→ Your goal
Make an exact copy of every entry.

→ Material for the task
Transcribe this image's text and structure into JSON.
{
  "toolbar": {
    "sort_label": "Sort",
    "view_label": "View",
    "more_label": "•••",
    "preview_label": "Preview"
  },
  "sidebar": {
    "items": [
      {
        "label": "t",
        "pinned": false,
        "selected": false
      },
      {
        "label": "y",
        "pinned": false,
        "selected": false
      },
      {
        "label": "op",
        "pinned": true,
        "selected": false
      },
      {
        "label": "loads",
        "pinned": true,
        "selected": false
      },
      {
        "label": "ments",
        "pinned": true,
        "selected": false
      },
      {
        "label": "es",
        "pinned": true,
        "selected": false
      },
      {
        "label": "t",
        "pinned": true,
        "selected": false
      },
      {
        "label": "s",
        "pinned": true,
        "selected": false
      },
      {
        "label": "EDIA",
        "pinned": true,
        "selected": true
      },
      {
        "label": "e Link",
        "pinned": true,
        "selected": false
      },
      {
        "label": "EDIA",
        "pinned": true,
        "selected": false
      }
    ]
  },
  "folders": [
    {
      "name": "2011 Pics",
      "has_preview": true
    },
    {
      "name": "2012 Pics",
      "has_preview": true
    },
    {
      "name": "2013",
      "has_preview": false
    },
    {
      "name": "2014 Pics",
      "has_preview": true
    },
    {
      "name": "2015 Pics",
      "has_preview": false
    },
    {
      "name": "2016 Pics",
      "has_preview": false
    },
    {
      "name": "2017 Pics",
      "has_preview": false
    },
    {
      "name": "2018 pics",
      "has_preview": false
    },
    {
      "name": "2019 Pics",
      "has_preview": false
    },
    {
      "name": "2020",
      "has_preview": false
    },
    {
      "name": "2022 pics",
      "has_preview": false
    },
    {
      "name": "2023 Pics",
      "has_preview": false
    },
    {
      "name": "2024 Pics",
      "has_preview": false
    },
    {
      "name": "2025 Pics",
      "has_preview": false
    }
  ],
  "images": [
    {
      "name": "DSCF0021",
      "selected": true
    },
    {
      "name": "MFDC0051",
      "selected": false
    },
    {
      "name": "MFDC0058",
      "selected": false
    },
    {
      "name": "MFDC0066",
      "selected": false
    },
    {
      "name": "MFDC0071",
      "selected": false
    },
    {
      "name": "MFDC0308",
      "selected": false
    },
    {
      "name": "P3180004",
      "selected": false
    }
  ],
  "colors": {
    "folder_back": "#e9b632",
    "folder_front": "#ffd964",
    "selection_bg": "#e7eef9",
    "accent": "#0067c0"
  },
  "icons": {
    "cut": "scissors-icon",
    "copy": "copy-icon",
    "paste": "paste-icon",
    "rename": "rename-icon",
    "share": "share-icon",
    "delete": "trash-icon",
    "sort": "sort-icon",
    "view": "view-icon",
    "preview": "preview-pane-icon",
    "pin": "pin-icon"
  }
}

→ Task result
Transcribe this image's text and structure into JSON.
{
  "toolbar": {
    "sort_label": "Sort",
    "view_label": "View",
    "more_label": "•••",
    "preview_label": "Preview"
  },
  "sidebar": {
    "items": [
      {
        "label": "t",
        "pinned": false,
        "selected": false
      },
      {
        "label": "y",
        "pinned": false,
        "selected": false
      },
      {
        "label": "op",
        "pinned": true,
        "selected": false
      },
      {
        "label": "loads",
        "pinned": true,
        "selected": false
      },
      {
        "label": "ments",
        "pinned": true,
        "selected": false
      },
      {
        "label": "es",
        "pinned": true,
        "selected": false
      },
      {
        "label": "t",
        "pinned": true,
        "selected": false
      },
      {
        "label": "s",
        "pinned": true,
        "selected": false
      },
      {
        "label": "EDIA",
        "pinned": true,
        "selected": true
      },
      {
        "label": "e Link",
        "pinned": true,
        "selected": false
      },
      {
        "label": "EDIA",
        "pinned": true,
        "selected": false
      }
    ]
  },
  "folders": [
    {
      "name": "2011 Pics",
      "has_preview": true
    },
    {
      "name": "2012 Pics",
      "has_preview": true
    },
    {
      "name": "2013",
      "has_preview": false
    },
    {
      "name": "2014 Pics",
      "has_preview": true
    },
    {
      "name": "2015 Pics",
      "has_preview": false
    },
    {
      "name": "2016 Pics",
      "has_preview": false
    },
    {
      "name": "2017 Pics",
      "has_preview": false
    },
    {
      "name": "2018 pics",
      "has_preview": false
    },
    {
      "name": "2019 Pics",
      "has_preview": false
    },
    {
      "name": "2020",
      "has_preview": false
    },
    {
      "name": "2022 pics",
      "has_preview": false
    },
    {
      "name": "2023 Pics",
      "has_preview": false
    },
    {
      "name": "2024 Pics",
      "has_preview": false
    },
    {
      "name": "2025 Pics",
      "has_preview": false
    }
  ],
  "images": [
    {
      "name": "DSCF0021",
      "selected": true
    },
    {
      "name": "MFDC0051",
      "selected": false
    },
    {
      "name": "MFDC0058",
      "selected": false
    },
    {
      "name": "MFDC0066",
      "selected": false
    },
    {
      "name": "MFDC0071",
      "selected": false
    },
    {
      "name": "MFDC0308",
      "selected": false
    },
    {
      "name": "P3180004",
      "selected": false
    }
  ],
  "colors": {
    "folder_back": "#e9b632",
    "folder_front": "#ffd964",
    "selection_bg": "#e7eef9",
    "accent": "#0067c0"
  },
  "icons": {
    "cut": "scissors-icon",
    "copy": "copy-icon",
    "paste": "paste-icon",
    "rename": "rename-icon",
    "share": "share-icon",
    "delete": "trash-icon",
    "sort": "sort-icon",
    "view": "view-icon",
    "preview": "preview-pane-icon",
    "pin": "pin-icon"
  }
}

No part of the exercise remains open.